Data items:

§

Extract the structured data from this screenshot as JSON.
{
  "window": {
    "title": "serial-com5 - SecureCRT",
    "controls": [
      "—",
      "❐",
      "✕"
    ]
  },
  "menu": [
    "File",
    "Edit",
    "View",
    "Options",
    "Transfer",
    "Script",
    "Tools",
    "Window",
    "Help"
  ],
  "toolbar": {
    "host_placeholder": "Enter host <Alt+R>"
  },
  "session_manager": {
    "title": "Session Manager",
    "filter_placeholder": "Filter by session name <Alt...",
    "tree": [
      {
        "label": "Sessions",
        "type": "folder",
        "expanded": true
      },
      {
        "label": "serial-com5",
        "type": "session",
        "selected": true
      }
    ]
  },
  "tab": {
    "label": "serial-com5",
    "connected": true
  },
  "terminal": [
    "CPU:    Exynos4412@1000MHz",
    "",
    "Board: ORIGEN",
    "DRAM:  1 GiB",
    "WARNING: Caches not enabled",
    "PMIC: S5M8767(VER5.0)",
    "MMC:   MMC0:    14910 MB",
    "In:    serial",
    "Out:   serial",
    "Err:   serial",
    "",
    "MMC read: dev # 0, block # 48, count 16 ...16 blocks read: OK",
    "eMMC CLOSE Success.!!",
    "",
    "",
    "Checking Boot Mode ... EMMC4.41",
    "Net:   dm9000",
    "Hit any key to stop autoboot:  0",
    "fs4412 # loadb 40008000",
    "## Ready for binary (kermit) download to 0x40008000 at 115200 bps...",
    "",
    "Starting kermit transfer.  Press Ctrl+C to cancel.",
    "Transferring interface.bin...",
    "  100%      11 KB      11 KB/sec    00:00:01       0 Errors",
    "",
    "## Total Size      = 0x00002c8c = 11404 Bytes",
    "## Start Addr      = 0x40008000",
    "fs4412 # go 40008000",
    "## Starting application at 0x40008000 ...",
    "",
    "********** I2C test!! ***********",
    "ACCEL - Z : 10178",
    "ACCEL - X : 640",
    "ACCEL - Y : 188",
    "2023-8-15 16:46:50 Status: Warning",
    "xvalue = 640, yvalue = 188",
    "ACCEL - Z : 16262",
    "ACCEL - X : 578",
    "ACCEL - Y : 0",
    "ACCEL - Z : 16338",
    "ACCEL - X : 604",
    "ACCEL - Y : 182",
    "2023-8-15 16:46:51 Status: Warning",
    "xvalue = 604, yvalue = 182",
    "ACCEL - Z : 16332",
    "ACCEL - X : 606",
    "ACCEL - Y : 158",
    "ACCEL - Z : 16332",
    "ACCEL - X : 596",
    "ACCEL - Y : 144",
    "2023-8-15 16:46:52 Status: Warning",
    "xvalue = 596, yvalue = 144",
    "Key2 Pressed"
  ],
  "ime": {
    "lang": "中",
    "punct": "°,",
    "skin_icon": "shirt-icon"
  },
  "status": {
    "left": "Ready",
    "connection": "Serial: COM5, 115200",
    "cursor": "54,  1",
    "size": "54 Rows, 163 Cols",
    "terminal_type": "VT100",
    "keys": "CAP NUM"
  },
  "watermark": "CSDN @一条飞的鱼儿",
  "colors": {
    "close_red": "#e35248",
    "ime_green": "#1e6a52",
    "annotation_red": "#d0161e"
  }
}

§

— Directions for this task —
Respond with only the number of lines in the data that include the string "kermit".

— Response —
2